Meanwhile Portrait of Wally was mistakenly put in the Belvedere, because they thought it was part of the collection of Dr. Rieger, a collector and Austrian Jew who died with his family in a concentration camp. Lea Bondi, who was still living in London at this time, met with Rudolf Leopold, the founder of the Leopold Museum and an obsessive fan of Egon Schiele to ask him to help her get Portrait of Wally back. In exchange she would help him acquire more Schiele drawings. It was a deal, until Leopold went to the Belvedere and took Portrait of Wally for himself in exchange for another Schiele. Wtf…

Then one fateful day in 1997, Portrait of Wally was in New York at an exhibition at MoMA. Lea Bondi’s heirs wrote a letter to MoMA asking for their painting back. MoMA said they they were under a contractual agreement to return the piece to the Leopold Museum. But then the white knight, the New York County District Attorney, issued a subpoena prohibiting its return to Vienna. This move would affect the future of art lending perhaps forever, because who’s going to lend work when there is a chance you might not get it back? New York museums were pissed and begged the DA to just give it back, but no such luck. The painting was tied up in lawsuits for 12 years before a settlement was reached, a process which was the focus of the documentary Portrait of Wally. By the time the settlement was reached both Lea Bondi and Rudolf Leopold were dead. The Leopold Museum paid the Bondi heirs $19 million and Portrait of Wally remains with Schiele’s Self Portrait with Physalis in the Leopold Museum to this day. The only indication of the strife that had occurred is a plaque explaining the painting’s real provenance, which is sort of like justice, but not quite.

Sources

Sources

  1. Dobrzynski, Judith. "Modern Is Urged To Play Solomon In Paintings Dispute." Nytimes.com. N.p., 1998. Web. 10 May 2018.
  2. Jones, Jonathan. "How Egon Schiele Combined High Art And Pornography." the Guardian. N.p., 2003. Web. 10 May 2018.
  3. Micchelli, Thomas. "The Essential Egon Schiele." Hyperallergic.

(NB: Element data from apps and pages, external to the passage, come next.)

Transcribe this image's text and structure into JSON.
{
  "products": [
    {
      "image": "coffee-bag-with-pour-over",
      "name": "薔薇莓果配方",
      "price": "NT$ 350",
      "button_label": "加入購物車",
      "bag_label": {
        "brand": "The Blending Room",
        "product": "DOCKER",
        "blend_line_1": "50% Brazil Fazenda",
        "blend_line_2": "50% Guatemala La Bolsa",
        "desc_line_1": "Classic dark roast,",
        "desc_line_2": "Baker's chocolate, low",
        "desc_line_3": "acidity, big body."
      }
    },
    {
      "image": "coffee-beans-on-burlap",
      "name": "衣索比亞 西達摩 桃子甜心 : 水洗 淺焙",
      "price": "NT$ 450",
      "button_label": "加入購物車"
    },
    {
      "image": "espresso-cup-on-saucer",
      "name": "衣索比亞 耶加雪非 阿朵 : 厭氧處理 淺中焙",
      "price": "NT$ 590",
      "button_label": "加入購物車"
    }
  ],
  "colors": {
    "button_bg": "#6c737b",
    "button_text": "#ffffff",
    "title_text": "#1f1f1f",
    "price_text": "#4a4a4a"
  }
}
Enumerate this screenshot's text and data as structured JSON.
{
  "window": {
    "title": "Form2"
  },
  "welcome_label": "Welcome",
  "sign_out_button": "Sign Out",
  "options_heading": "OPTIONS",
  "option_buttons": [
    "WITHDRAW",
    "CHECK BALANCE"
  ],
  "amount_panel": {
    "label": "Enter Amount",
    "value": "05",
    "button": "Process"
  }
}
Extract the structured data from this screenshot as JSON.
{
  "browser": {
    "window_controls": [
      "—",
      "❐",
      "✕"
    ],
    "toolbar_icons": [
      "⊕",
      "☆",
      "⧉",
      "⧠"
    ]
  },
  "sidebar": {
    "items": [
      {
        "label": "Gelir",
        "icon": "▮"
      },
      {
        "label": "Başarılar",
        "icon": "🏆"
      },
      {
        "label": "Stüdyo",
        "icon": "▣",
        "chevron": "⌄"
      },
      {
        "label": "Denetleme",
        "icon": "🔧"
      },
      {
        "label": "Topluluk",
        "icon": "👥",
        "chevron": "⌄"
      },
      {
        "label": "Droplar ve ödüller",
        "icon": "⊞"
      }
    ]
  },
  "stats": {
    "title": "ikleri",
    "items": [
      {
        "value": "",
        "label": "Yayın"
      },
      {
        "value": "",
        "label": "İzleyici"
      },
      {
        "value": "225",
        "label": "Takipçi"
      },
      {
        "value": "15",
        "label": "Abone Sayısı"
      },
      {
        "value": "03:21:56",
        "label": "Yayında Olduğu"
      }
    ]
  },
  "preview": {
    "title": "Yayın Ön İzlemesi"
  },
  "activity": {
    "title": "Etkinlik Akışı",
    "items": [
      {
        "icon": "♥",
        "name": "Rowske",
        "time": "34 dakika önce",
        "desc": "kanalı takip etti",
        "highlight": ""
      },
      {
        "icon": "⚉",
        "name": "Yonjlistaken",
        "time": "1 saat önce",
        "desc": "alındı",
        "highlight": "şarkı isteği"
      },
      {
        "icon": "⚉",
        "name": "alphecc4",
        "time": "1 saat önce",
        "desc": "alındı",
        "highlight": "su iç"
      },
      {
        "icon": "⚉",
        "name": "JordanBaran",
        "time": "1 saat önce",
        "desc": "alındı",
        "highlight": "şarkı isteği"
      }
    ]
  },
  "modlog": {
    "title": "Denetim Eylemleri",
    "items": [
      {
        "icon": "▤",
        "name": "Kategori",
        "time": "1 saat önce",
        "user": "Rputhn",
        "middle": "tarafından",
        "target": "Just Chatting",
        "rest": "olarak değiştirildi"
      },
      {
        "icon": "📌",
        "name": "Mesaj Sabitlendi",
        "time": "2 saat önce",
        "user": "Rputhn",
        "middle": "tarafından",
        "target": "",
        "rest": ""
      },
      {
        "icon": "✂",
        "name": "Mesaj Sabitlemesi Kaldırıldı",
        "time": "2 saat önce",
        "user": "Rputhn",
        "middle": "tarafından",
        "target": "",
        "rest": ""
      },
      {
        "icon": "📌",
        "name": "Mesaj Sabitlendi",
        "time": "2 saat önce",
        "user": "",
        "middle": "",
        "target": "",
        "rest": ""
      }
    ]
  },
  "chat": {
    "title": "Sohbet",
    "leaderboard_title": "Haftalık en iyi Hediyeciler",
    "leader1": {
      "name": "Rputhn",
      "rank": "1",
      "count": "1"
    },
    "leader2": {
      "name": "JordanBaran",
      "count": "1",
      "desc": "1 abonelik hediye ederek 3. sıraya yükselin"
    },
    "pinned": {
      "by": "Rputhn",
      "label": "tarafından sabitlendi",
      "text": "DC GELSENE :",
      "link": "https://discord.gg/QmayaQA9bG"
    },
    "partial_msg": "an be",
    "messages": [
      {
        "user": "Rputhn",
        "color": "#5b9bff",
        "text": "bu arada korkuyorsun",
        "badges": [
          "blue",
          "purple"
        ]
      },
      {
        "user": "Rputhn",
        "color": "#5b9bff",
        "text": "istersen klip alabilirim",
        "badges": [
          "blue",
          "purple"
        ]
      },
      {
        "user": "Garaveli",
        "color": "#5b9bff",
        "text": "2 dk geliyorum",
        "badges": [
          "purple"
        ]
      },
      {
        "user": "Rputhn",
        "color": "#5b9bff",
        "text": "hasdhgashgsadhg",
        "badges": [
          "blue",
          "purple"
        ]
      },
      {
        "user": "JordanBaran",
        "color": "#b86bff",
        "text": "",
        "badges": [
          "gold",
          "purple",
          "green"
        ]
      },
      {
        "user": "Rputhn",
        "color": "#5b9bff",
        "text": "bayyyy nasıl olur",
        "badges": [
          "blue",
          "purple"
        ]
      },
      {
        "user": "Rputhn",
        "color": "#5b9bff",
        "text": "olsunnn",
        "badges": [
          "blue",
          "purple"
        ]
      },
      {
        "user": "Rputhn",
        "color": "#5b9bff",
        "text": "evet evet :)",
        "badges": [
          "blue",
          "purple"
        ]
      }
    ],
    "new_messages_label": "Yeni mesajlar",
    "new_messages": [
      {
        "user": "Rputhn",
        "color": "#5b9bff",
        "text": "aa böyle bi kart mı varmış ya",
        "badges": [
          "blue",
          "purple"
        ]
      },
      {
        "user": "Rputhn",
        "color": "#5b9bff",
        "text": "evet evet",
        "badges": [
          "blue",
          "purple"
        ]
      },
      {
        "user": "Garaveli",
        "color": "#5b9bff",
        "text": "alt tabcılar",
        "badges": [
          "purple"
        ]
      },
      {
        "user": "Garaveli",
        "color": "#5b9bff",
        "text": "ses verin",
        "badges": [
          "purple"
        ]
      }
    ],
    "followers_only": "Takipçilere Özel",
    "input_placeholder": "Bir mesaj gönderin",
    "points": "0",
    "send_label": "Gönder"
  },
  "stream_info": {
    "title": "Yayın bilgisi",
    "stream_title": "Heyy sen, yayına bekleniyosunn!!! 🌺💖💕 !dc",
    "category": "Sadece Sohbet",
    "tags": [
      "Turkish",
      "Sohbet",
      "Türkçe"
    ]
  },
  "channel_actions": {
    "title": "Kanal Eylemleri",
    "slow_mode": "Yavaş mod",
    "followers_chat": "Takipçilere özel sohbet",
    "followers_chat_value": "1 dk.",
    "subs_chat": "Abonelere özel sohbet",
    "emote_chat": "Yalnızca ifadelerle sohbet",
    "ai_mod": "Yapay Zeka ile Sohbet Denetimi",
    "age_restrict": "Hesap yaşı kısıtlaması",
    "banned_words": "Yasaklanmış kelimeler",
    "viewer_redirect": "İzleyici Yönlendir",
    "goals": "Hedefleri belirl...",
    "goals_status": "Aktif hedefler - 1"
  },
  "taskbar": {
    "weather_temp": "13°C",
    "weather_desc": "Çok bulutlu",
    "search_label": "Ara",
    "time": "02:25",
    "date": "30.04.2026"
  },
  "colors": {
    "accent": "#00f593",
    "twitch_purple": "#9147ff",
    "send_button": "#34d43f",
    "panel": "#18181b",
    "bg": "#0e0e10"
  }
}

N.p., 2017. Web. 10 May 2018.
  4. "Portrait Of Wally – United States And Estate Of Lea Bondi And Leopold Museum — Centre Du Droit De L'art." Plone.unige.ch. Web. 10 May 2018.
  5. Shea, Andrew. Portrait Of Wally. New York: Gravitas Ventures, 2013. film.